Retail sales buoyed by online and grocery shopping
Analysis of debit card transactions by Bank of Ireland has revealed that Irish consumers have been spending more on home fitness products, gaming and streaming services during COVID-19. The analysis has tracked debit card spend since March 12th and compared it with the average spend prior to restrictions being implemented by the Government in response to COVID-19 (January 1st – March 11th inclusive). It shows that retail spend during that period was buoyed by online activity and a 37% increase in grocery shopping.
While overall debit card spend was down 25%, retail spend has shifted online with significant increases in gaming, clothing, electronics, household appliances, home fitness products and streaming services. Streaming services are up 27% and since the well-timed Irish launch, Disney+ streaming spend has increased by over 500%. There was an increase of 122% in Playstation spend, while Xbox increased by 86%. Reflecting the unprecedented changes in our lives, spend on air travel, passenger travel and accommodation has dropped more than 80%. Restaurant spend is down 69% as the recent trend towards a food delivery model continues.
Debit card spend March 12th – April 12th (compared to average spend January 1st – March 11th inclusive)
- 37% increase in grocery shopping
- 27% increase in spend on streaming services
- 122% increase in Playstation spend

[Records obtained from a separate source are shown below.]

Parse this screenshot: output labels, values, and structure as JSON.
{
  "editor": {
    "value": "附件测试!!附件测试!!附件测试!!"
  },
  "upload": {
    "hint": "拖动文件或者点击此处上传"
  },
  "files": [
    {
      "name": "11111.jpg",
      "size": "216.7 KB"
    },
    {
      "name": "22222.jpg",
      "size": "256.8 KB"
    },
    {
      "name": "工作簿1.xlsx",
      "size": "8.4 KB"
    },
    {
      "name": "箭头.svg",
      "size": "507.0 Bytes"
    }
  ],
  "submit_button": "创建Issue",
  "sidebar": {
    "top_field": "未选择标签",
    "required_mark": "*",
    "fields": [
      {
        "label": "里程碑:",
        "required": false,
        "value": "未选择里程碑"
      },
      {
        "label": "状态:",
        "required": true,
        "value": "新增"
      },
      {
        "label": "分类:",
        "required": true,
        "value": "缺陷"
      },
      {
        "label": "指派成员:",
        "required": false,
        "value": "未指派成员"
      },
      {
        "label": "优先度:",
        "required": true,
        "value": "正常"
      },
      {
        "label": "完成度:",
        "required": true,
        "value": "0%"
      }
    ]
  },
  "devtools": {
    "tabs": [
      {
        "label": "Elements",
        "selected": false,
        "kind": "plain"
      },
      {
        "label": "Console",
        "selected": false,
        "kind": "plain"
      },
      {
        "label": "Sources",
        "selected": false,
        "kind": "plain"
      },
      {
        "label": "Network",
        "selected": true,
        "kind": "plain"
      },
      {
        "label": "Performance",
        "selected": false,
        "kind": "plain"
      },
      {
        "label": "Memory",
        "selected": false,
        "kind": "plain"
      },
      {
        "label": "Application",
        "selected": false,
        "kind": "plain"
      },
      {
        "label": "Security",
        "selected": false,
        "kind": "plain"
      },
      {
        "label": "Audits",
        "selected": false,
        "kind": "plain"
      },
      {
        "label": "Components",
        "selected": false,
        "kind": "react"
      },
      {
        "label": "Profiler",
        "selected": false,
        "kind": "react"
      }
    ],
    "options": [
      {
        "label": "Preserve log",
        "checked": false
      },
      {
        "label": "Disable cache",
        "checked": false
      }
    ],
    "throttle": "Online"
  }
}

- Xbox up 86%
- Overall debit card spend down 25%/li>
- 82% drop in accommodation
- 69% drop in spend on restaurants
- Spend on repair services down 41%
Discussing the key trends, John O’ Beirne, Director of Products, Bank of Ireland said: “COVID-19 has changed our lives immensely, impacting health, social interaction, travel and also affecting the livelihoods of many. Our data, which tracks debit card spend in March once the schools closed, demonstrates the importance of card services in the current environment, with retail activity driven by online and grocery sales. Shoppers are responding to the new normal, adapting behaviour and spend to their personal circumstances. As we continue to travel less, we are looking for more ways to keep ourselves and our families engaged, and spending habits are clearly reflecting that trend. Home exercise and entertainment are being prioritised, while spend on travel and restaurants has dropped significantly in line with the required restrictions.
“The people and technology supporting payment services are the engine-room for retail sales and our colleagues are working 24/7 to keep cards, payments, online and a range of other services running. Our digital channels are extremely busy, with a significant proportion of those applying for a mortgage break doing it through our website. We will continue to ensure these critical services are resourced appropriately, providing stability for consumers and businesses to transact during this challenging time.”